Green Price Stability
New approaches account for the economic benefits of renewables.
The guiding principle of voluntary green power markets is that electricity consumers can choose to purchase electricity derived from renewable energy, as distinguished from the standard power system mix. 1 The willingness of consumers to make these purchases, almost always at higher cost, rests on the value they receive in return, which usually comes in the form of environmental benefits. However, environmental improvement benefits the broader public, not just program participants; everyone benefits from a cleaner environment regardless of who pays for it. The overall success of the voluntary green power market rests on the willingness of large numbers of individual consumers to pay more for these electricity products, despite the fact that environmental benefits accrue to the public at large.

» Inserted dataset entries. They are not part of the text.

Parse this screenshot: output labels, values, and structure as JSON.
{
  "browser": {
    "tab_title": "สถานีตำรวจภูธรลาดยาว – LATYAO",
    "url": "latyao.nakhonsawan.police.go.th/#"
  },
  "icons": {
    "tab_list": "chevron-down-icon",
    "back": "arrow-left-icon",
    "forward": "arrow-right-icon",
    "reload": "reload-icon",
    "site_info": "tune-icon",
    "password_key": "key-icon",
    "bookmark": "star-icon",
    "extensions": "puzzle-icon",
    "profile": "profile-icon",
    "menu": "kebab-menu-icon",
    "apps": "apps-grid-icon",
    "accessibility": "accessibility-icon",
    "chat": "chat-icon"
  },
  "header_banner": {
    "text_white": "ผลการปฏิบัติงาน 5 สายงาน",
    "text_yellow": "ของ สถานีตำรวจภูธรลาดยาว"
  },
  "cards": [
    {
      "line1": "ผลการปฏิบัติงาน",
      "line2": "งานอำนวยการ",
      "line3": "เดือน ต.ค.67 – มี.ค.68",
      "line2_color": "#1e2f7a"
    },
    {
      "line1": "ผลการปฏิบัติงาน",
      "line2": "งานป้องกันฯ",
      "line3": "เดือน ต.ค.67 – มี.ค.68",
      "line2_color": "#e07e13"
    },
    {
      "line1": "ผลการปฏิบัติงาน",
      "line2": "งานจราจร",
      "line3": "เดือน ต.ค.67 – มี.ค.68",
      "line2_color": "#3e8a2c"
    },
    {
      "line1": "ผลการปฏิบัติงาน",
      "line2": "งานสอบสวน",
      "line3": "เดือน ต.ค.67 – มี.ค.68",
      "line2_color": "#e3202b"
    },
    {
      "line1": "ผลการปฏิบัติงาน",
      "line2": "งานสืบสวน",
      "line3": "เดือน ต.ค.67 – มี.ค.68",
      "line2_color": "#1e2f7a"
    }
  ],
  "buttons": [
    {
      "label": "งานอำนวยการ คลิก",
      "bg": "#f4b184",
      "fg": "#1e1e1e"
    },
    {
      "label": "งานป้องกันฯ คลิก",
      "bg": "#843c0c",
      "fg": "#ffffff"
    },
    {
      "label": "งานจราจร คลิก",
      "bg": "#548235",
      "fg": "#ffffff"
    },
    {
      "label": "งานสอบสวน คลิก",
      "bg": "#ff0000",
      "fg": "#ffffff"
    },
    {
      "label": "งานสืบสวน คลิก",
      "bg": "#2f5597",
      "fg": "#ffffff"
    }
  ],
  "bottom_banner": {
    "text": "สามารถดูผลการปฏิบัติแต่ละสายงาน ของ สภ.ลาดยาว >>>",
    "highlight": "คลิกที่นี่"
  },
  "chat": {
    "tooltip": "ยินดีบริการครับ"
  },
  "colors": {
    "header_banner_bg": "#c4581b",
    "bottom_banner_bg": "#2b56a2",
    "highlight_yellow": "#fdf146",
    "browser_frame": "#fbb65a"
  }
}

At the end of 2007, more than 600,000 residential and business customers were participating in utility green power programs, which are offered by about 25 percent of utilities nationwide. Customer participation rates in these programs averaged about 2 percent, with the top programs averaging from 5 percent to 20 percent. 2, 3 Detailed analyses of utility programs have found that the top performers often offer a superior value proposition to consumers (e.g., Wiser et al., 2004) . Others advise that the value proposition is of critical importance for garnering the participation of corporate customers. 4 There are a number of “private” benefits that utilities often provide to their green power customers, such as individual and public recognition, offering discounts and promotions at local businesses, and providing decals for display in windows of businesses that purchase green power. 5
An increasingly important value is a fixed-price, rate stability benefit reflecting the fixed costs of the renewable energy sources used to supply the program. The small number of green pricing programs that offer this benefit protect or exempt their participants from the portion of rate increases that stem from fuel costs. In so doing, these stable-price programs provide a hedge, a kind of insurance policy, against fossil fuel price increases. In a period of dramatic price increases and price volatility, particularly in the cost of natural gas, the draw of such a benefit is apparent. This article examines utility experiences when offering the fixed-price benefits of renewable energy in green pricing programs, including the methods utilized and the impact on program participation. It focuses primarily on utility green pricing programs in states that have not undergone electric industry restructuring. 6